#### WHAT IS NEEDED:
Report how many lines in the records carry the string "hard", and give no further text.

########################################

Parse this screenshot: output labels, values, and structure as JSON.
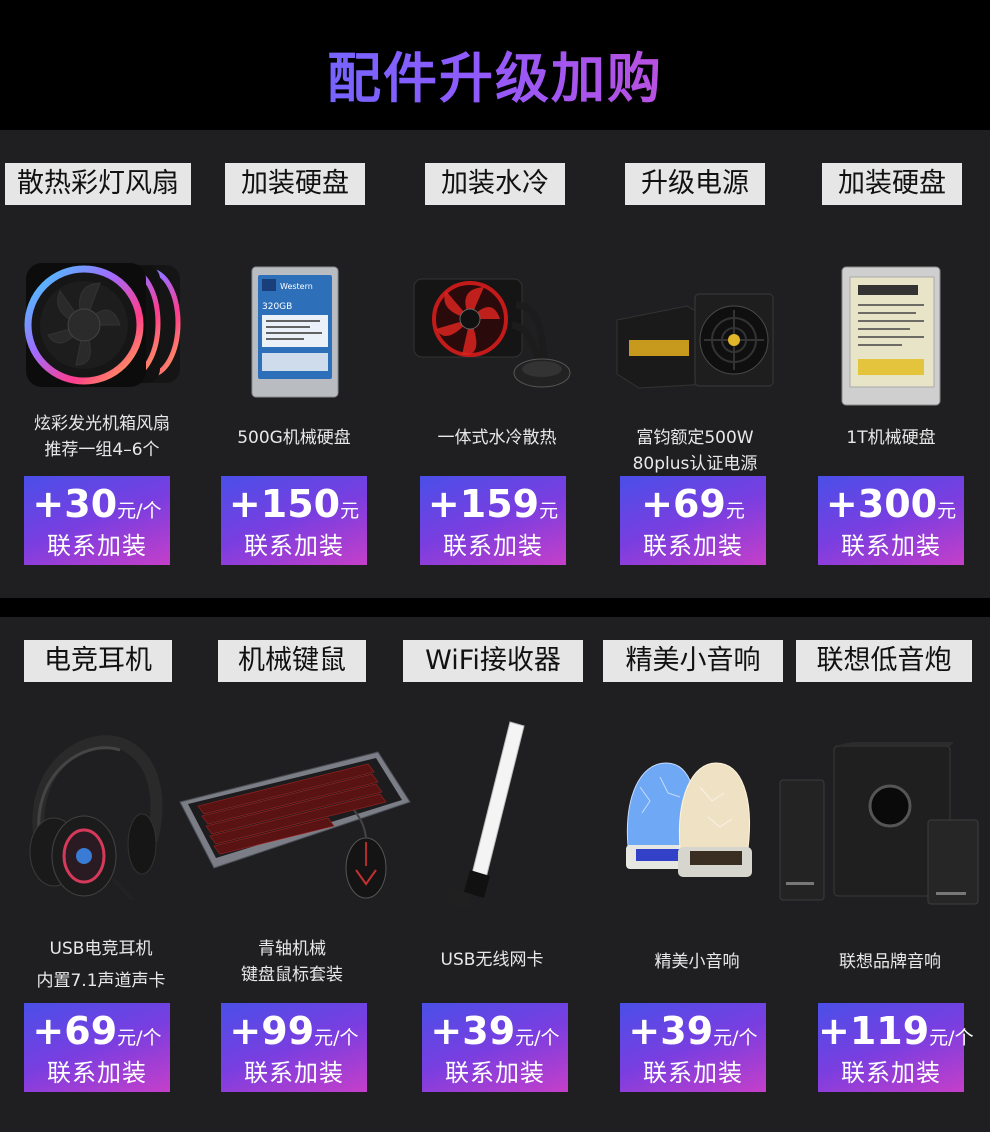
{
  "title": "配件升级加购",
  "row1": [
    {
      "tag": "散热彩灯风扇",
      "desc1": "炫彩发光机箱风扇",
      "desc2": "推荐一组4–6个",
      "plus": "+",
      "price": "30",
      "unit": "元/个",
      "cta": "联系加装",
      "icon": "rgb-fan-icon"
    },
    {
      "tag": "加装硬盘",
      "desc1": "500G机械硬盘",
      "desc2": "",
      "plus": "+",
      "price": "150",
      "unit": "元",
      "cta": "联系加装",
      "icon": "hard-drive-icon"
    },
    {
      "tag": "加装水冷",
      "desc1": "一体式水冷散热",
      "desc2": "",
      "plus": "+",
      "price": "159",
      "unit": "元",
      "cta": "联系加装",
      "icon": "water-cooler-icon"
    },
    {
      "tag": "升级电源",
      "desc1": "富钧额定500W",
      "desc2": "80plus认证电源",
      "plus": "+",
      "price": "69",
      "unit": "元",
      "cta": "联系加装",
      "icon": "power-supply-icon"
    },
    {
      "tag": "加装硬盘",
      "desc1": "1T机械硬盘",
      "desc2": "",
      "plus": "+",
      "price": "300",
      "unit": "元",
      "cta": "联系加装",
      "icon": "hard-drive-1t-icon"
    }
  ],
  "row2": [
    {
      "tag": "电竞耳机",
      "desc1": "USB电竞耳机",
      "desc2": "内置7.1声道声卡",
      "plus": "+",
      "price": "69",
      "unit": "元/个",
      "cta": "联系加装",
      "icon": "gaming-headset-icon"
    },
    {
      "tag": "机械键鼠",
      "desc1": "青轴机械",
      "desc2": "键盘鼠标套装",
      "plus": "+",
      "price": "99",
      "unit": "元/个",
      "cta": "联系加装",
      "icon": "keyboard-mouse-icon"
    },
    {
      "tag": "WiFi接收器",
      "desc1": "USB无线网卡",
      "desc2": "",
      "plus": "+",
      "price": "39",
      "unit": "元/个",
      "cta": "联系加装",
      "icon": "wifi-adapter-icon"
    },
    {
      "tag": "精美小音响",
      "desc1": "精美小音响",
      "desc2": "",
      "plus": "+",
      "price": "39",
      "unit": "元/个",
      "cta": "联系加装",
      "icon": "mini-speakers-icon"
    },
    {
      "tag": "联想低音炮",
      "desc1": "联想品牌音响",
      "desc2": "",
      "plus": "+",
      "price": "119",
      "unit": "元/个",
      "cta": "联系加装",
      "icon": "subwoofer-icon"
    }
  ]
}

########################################

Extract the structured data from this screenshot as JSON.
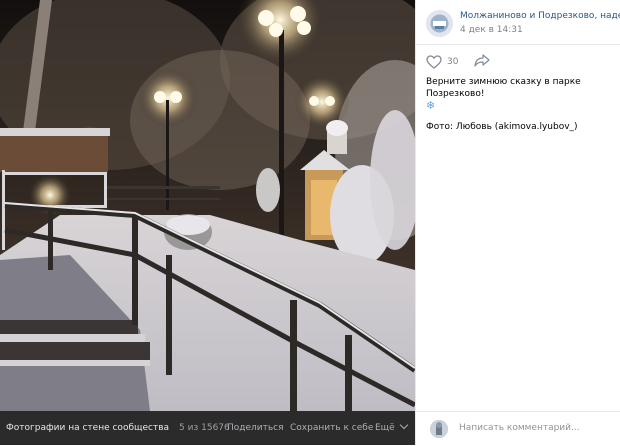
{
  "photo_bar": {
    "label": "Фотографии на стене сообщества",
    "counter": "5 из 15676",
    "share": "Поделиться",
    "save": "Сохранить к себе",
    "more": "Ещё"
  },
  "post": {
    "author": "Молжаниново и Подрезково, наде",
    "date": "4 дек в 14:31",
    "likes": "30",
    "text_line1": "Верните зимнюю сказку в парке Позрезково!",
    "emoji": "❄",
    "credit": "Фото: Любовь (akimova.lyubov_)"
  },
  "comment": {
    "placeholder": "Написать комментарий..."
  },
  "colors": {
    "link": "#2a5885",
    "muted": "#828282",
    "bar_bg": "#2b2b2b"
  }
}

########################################

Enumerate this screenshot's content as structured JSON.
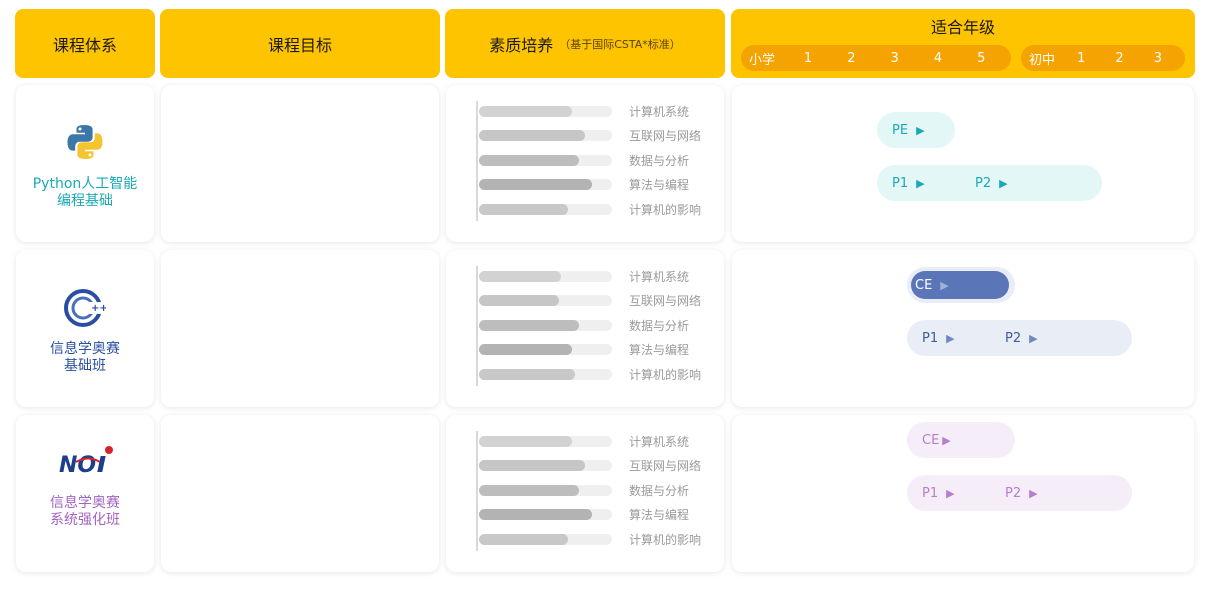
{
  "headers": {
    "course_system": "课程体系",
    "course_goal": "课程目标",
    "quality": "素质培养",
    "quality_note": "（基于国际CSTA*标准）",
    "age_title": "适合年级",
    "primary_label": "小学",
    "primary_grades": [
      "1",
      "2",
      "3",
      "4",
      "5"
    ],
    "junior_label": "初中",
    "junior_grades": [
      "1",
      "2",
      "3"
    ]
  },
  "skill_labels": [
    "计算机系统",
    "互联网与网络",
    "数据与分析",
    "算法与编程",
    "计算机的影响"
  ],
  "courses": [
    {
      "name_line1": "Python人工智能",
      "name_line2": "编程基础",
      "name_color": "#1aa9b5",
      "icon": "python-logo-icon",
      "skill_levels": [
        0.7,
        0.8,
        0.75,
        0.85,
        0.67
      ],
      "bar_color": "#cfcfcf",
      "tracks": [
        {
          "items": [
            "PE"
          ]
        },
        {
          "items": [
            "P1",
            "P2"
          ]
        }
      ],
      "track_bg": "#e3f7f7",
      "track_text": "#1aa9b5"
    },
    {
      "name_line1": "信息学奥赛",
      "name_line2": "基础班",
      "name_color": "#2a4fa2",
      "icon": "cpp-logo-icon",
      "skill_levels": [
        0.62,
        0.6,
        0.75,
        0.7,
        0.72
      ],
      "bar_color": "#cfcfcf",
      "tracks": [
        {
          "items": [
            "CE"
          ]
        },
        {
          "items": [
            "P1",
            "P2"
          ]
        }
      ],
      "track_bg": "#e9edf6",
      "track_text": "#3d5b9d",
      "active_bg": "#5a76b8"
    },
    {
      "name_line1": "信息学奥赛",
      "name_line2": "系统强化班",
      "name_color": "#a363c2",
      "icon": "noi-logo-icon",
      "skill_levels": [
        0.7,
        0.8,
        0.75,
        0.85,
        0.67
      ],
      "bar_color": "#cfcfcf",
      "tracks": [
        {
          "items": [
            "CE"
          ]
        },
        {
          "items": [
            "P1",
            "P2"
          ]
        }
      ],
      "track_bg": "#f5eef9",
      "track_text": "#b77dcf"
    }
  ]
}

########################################

#### EXERCISE RESULT:
2